So without the use of a swan...an Echo is a great tool...cardiogenic shock often shows global hypokinesis, elevated filling pressures, wall motion abnormalities, and a dramatically reduced estimated EF. This often correlates to a picture of a cold shock/low flow/perfusion state. I find that often these patients are either orthopnic/tachypnic/hypoxic and agitated or very very quiet, cold, and obtunded.
The septic patients on echo sometimes have a hyperdynamic LV, flat IVC, etc. Their clinical picture correlates with infection, positive cultures, fluid/vasopressor responsive distributive shock.
Yes definitely we get patients all the time that have both septic and cardiogenic shock (eg: really really sick endocarditis patients). These patients are often very tricky to get their fluid/volume status correct.
The "best" indicator? Besides the history and physical? There is no "best" single indicator. It's a medical diagnosis that comes from an assessment and lab work. If you need a PA catheter or an echo to tell the difference between the two, you're probably not a diagnostician.
Just google sepsis criteria or diagnosis and you'll see what I mean.
Cardiogenic shock is a sudden pump failure. Septic shock is caused by a cascade of events that start with an infection. Just because a patient has a cardiac history doesn't mean that they'll go into cardiogenic shock over a different kind of shock. Two different disease processes. If a patient has both going on, I doubt there would be time to sit and ponder the differences!
Labs.
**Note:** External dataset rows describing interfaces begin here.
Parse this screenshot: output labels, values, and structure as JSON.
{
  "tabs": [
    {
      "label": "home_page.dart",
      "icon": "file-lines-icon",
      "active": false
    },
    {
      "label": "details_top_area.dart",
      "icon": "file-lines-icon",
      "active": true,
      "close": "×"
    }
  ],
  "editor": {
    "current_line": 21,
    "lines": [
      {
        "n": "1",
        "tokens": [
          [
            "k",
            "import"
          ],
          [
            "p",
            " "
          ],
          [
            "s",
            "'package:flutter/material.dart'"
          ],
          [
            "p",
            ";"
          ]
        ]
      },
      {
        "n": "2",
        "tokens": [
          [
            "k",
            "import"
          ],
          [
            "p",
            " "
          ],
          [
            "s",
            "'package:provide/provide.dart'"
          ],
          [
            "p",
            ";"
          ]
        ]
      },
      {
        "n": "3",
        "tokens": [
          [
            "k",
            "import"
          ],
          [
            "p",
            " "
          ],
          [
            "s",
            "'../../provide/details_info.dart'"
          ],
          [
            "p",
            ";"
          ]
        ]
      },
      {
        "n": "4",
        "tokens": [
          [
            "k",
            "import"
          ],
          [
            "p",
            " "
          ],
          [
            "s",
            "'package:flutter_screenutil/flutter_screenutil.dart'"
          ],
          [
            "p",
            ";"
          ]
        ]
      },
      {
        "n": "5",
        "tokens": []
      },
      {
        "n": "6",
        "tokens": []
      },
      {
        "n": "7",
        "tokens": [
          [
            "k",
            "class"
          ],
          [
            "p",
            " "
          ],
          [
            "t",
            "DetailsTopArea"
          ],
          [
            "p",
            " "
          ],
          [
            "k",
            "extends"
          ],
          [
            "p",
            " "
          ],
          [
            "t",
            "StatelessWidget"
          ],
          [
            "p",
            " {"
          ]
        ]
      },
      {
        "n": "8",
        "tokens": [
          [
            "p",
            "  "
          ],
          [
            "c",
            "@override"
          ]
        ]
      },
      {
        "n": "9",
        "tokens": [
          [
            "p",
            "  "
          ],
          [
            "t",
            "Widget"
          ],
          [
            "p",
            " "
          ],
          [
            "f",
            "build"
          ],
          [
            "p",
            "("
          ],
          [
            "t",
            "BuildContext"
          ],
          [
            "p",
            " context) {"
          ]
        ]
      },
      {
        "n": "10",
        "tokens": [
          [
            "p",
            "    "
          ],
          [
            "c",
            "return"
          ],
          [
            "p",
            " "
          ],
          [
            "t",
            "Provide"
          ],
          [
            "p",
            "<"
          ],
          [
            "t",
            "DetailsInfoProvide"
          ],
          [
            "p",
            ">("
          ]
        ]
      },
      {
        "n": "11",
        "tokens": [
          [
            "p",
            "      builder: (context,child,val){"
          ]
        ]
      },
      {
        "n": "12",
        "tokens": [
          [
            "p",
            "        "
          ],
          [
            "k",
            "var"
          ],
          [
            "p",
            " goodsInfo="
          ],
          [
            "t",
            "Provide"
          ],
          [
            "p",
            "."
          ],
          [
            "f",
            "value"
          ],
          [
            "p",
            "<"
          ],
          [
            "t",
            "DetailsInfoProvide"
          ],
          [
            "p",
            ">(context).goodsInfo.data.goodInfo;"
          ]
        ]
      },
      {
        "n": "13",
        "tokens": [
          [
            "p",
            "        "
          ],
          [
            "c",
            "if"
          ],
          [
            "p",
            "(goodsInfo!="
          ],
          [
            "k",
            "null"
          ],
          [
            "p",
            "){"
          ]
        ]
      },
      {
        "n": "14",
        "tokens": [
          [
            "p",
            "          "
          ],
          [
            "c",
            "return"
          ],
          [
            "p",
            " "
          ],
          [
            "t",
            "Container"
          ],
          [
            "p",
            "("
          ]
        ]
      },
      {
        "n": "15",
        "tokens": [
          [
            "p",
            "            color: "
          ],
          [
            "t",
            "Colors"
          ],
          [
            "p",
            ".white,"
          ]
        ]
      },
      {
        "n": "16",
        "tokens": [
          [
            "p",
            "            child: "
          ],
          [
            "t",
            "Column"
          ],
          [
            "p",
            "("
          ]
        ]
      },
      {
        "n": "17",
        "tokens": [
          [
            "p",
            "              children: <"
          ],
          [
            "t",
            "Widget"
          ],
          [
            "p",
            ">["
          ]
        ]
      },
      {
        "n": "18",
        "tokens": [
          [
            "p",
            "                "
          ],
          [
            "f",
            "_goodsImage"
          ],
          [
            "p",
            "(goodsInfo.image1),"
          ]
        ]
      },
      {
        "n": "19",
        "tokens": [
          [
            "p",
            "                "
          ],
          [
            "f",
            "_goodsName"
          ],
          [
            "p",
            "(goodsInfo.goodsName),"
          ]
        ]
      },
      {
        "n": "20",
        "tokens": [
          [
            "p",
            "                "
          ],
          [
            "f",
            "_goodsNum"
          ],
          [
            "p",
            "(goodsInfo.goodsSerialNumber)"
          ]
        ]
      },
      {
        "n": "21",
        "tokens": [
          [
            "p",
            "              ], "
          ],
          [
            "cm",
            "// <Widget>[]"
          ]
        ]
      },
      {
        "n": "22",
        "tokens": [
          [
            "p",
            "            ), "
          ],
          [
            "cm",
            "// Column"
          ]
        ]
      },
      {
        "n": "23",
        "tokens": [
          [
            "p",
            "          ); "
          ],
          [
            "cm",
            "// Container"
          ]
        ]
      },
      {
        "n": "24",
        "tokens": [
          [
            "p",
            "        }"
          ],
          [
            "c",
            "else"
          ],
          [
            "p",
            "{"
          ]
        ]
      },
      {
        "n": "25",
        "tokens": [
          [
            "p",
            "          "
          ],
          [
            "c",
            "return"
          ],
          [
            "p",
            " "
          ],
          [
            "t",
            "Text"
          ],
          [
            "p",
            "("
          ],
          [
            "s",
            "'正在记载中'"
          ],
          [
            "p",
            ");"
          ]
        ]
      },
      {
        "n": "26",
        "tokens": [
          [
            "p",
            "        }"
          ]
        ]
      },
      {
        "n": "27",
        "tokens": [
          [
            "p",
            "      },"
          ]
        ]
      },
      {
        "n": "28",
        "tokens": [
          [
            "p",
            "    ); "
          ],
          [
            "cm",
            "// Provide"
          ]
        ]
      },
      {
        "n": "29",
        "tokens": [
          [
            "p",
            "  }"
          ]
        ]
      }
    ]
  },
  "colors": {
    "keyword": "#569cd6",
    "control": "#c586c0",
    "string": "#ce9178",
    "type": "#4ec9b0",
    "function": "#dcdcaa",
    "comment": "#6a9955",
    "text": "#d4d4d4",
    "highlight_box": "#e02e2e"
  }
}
Elevated Lactate, procal, elevated CRP, WBC would indicate sepsis.
For cardiogenic shock: troponin, myoglobin, Pro-BNP. ECG changes and of course, typical s/s of pump failure; wet lungs, swollen legs , heart gallop (s3 OR s4).